Excerpted records Block Start
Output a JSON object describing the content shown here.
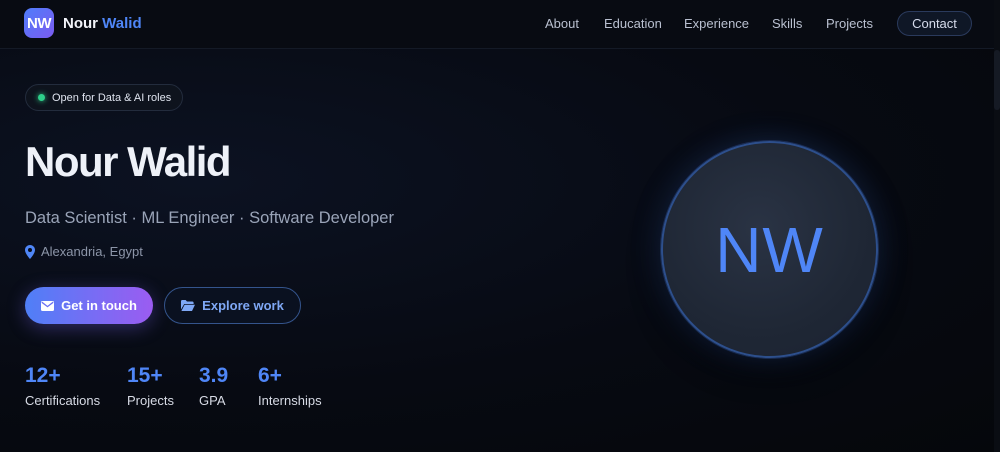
{
  "nav": {
    "logo_initials": "NW",
    "brand_first": "Nour",
    "brand_second": "Walid",
    "links": [
      {
        "label": "About"
      },
      {
        "label": "Education"
      },
      {
        "label": "Experience"
      },
      {
        "label": "Skills"
      },
      {
        "label": "Projects"
      }
    ],
    "contact_label": "Contact"
  },
  "hero": {
    "status": "Open for Data & AI roles",
    "name": "Nour Walid",
    "role": "Data Scientist · ML Engineer · Software Developer",
    "location": "Alexandria, Egypt",
    "primary_button": "Get in touch",
    "secondary_button": "Explore work",
    "avatar_initials": "NW",
    "stats": [
      {
        "value": "12+",
        "label": "Certifications"
      },
      {
        "value": "15+",
        "label": "Projects"
      },
      {
        "value": "3.9",
        "label": "GPA"
      },
      {
        "value": "6+",
        "label": "Internships"
      }
    ]
  },
  "colors": {
    "accent": "#4f86f7",
    "gradient_start": "#4f7ff7",
    "gradient_end": "#9b5cf1",
    "status_green": "#2ecf8a",
    "background": "#06080d"
  },
  "icons": {
    "location": "map-pin-icon",
    "primary_button": "envelope-icon",
    "secondary_button": "folder-open-icon"
  }
}
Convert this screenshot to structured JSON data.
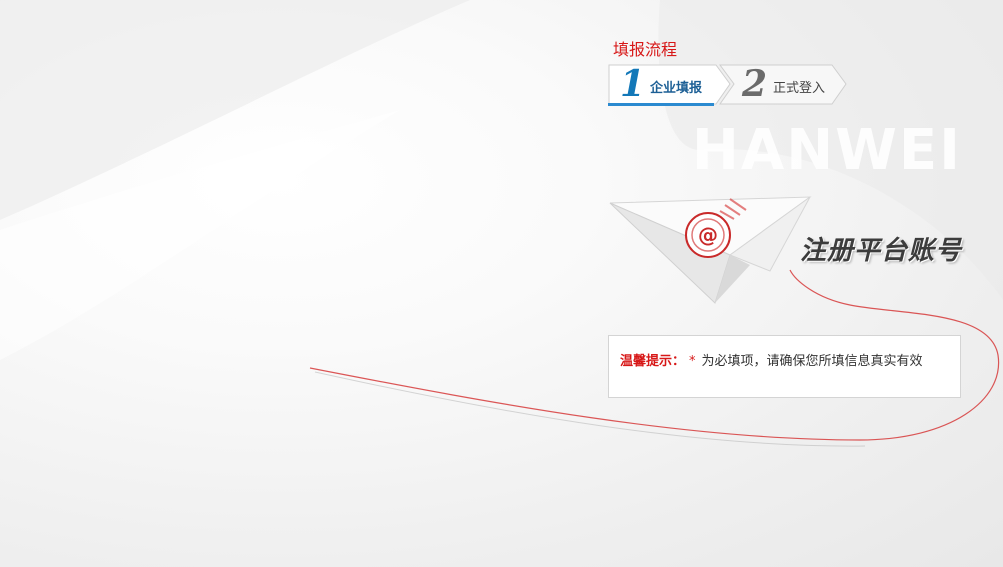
{
  "brand": {
    "watermark": "HANWEI"
  },
  "flow": {
    "title": "填报流程",
    "steps": [
      {
        "number": "1",
        "label": "企业填报",
        "state": "active"
      },
      {
        "number": "2",
        "label": "正式登入",
        "state": "inactive"
      }
    ]
  },
  "hero": {
    "slogan": "注册平台账号",
    "icon": "paper-plane-email-icon"
  },
  "tip": {
    "label": "温馨提示：",
    "required_mark": "*",
    "text": "为必填项，请确保您所填信息真实有效"
  },
  "colors": {
    "accent_red": "#d71818",
    "step_blue": "#1378b8",
    "underline_blue": "#2b8ad0"
  }
}
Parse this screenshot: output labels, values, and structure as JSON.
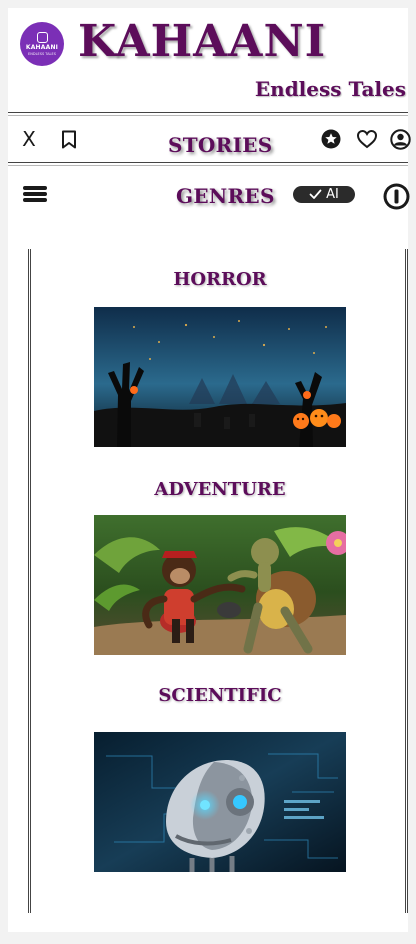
{
  "app": {
    "logo_text": "KAHAANI",
    "logo_subtext": "ENDLESS TALES",
    "title": "KAHAANI",
    "tagline": "Endless Tales",
    "brand_color": "#5c0d5a",
    "logo_color": "#7b2fb6"
  },
  "toolbar": {
    "close_label": "X",
    "title": "STORIES",
    "icons": [
      "close-icon",
      "bookmark-icon",
      "star-icon",
      "heart-icon",
      "user-icon"
    ]
  },
  "sub_toolbar": {
    "title": "GENRES",
    "ai_toggle_label": "AI",
    "ai_toggle_checked": true,
    "icons": [
      "menu-icon",
      "check-icon",
      "info-icon"
    ]
  },
  "genres": [
    {
      "name": "HORROR",
      "image": "haunted graveyard at night with pumpkins"
    },
    {
      "name": "ADVENTURE",
      "image": "chimpanzee and tortoise in jungle"
    },
    {
      "name": "SCIENTIFIC",
      "image": "robot face with circuit background"
    }
  ]
}
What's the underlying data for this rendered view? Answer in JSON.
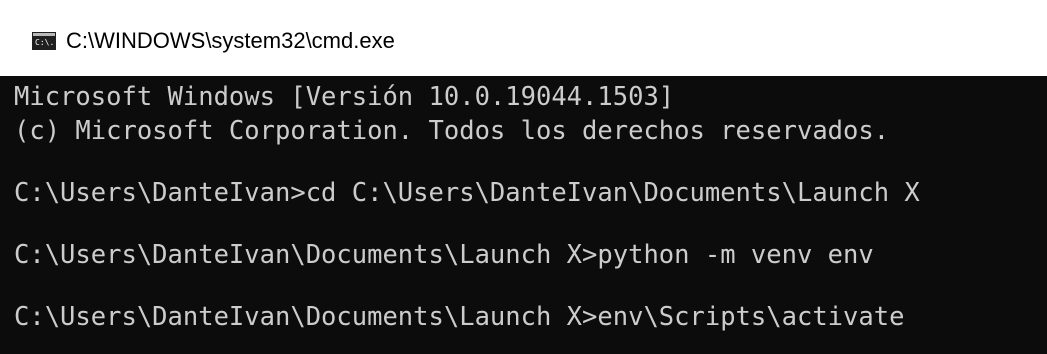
{
  "window": {
    "title": "C:\\WINDOWS\\system32\\cmd.exe",
    "icon": "cmd-icon",
    "icon_text": "C:\\."
  },
  "console": {
    "lines": [
      "Microsoft Windows [Versión 10.0.19044.1503]",
      "(c) Microsoft Corporation. Todos los derechos reservados.",
      "",
      "C:\\Users\\DanteIvan>cd C:\\Users\\DanteIvan\\Documents\\Launch X",
      "",
      "C:\\Users\\DanteIvan\\Documents\\Launch X>python -m venv env",
      "",
      "C:\\Users\\DanteIvan\\Documents\\Launch X>env\\Scripts\\activate"
    ],
    "background": "#0c0c0c",
    "foreground": "#cccccc"
  }
}
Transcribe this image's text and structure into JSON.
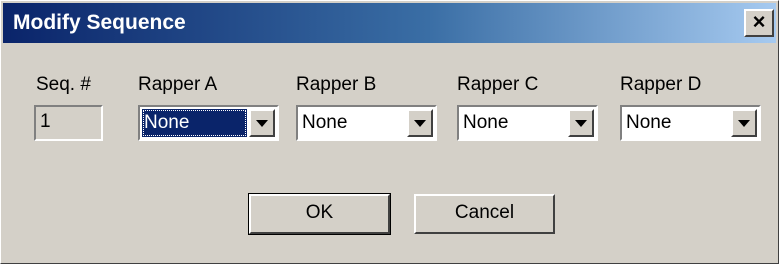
{
  "window": {
    "title": "Modify Sequence",
    "close_glyph": "×"
  },
  "fields": {
    "seq_label": "Seq. #",
    "seq_value": "1",
    "rappers": [
      {
        "label": "Rapper A",
        "value": "None"
      },
      {
        "label": "Rapper B",
        "value": "None"
      },
      {
        "label": "Rapper C",
        "value": "None"
      },
      {
        "label": "Rapper D",
        "value": "None"
      }
    ]
  },
  "buttons": {
    "ok": "OK",
    "cancel": "Cancel"
  },
  "colors": {
    "titlebar_start": "#0a246a",
    "titlebar_end": "#a6caf0",
    "face": "#d4d0c8",
    "selection": "#0a246a"
  },
  "icons": {
    "close": "close-icon",
    "dropdown": "chevron-down-icon"
  }
}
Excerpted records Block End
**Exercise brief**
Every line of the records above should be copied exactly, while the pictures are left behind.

**Result of this exercise**
Output a JSON object describing the content shown here.
{
  "nav": {
    "logo_initials": "NW",
    "brand_first": "Nour",
    "brand_second": "Walid",
    "links": [
      {
        "label": "About"
      },
      {
        "label": "Education"
      },
      {
        "label": "Experience"
      },
      {
        "label": "Skills"
      },
      {
        "label": "Projects"
      }
    ],
    "contact_label": "Contact"
  },
  "hero": {
    "status": "Open for Data & AI roles",
    "name": "Nour Walid",
    "role": "Data Scientist · ML Engineer · Software Developer",
    "location": "Alexandria, Egypt",
    "primary_button": "Get in touch",
    "secondary_button": "Explore work",
    "avatar_initials": "NW",
    "stats": [
      {
        "value": "12+",
        "label": "Certifications"
      },
      {
        "value": "15+",
        "label": "Projects"
      },
      {
        "value": "3.9",
        "label": "GPA"
      },
      {
        "value": "6+",
        "label": "Internships"
      }
    ]
  },
  "colors": {
    "accent": "#4f86f7",
    "gradient_start": "#4f7ff7",
    "gradient_end": "#9b5cf1",
    "status_green": "#2ecf8a",
    "background": "#06080d"
  },
  "icons": {
    "location": "map-pin-icon",
    "primary_button": "envelope-icon",
    "secondary_button": "folder-open-icon"
  }
}
Convert this screenshot to structured JSON data.
{
  "brand": {
    "watermark": "HANWEI"
  },
  "flow": {
    "title": "填报流程",
    "steps": [
      {
        "number": "1",
        "label": "企业填报",
        "state": "active"
      },
      {
        "number": "2",
        "label": "正式登入",
        "state": "inactive"
      }
    ]
  },
  "hero": {
    "slogan": "注册平台账号",
    "icon": "paper-plane-email-icon"
  },
  "tip": {
    "label": "温馨提示：",
    "required_mark": "*",
    "text": "为必填项，请确保您所填信息真实有效"
  },
  "colors": {
    "accent_red": "#d71818",
    "step_blue": "#1378b8",
    "underline_blue": "#2b8ad0"
  }
}
Parse this screenshot: output labels, values, and structure as JSON.
{
  "app": {
    "logo_text": "KAHAANI",
    "logo_subtext": "ENDLESS TALES",
    "title": "KAHAANI",
    "tagline": "Endless Tales",
    "brand_color": "#5c0d5a",
    "logo_color": "#7b2fb6"
  },
  "toolbar": {
    "close_label": "X",
    "title": "STORIES",
    "icons": [
      "close-icon",
      "bookmark-icon",
      "star-icon",
      "heart-icon",
      "user-icon"
    ]
  },
  "sub_toolbar": {
    "title": "GENRES",
    "ai_toggle_label": "AI",
    "ai_toggle_checked": true,
    "icons": [
      "menu-icon",
      "check-icon",
      "info-icon"
    ]
  },
  "genres": [
    {
      "name": "HORROR",
      "image": "haunted graveyard at night with pumpkins"
    },
    {
      "name": "ADVENTURE",
      "image": "chimpanzee and tortoise in jungle"
    },
    {
      "name": "SCIENTIFIC",
      "image": "robot face with circuit background"
    }
  ]
}
What's the underlying data for this rendered view? Answer in JSON.
{
  "window": {
    "title": "C:\\WINDOWS\\system32\\cmd.exe",
    "icon": "cmd-icon",
    "icon_text": "C:\\."
  },
  "console": {
    "lines": [
      "Microsoft Windows [Versión 10.0.19044.1503]",
      "(c) Microsoft Corporation. Todos los derechos reservados.",
      "",
      "C:\\Users\\DanteIvan>cd C:\\Users\\DanteIvan\\Documents\\Launch X",
      "",
      "C:\\Users\\DanteIvan\\Documents\\Launch X>python -m venv env",
      "",
      "C:\\Users\\DanteIvan\\Documents\\Launch X>env\\Scripts\\activate"
    ],
    "background": "#0c0c0c",
    "foreground": "#cccccc"
  }
}
Transcribe this image's text and structure into JSON.
{
  "window": {
    "title": "Modify Sequence",
    "close_glyph": "×"
  },
  "fields": {
    "seq_label": "Seq. #",
    "seq_value": "1",
    "rappers": [
      {
        "label": "Rapper A",
        "value": "None"
      },
      {
        "label": "Rapper B",
        "value": "None"
      },
      {
        "label": "Rapper C",
        "value": "None"
      },
      {
        "label": "Rapper D",
        "value": "None"
      }
    ]
  },
  "buttons": {
    "ok": "OK",
    "cancel": "Cancel"
  },
  "colors": {
    "titlebar_start": "#0a246a",
    "titlebar_end": "#a6caf0",
    "face": "#d4d0c8",
    "selection": "#0a246a"
  },
  "icons": {
    "close": "close-icon",
    "dropdown": "chevron-down-icon"
  }
}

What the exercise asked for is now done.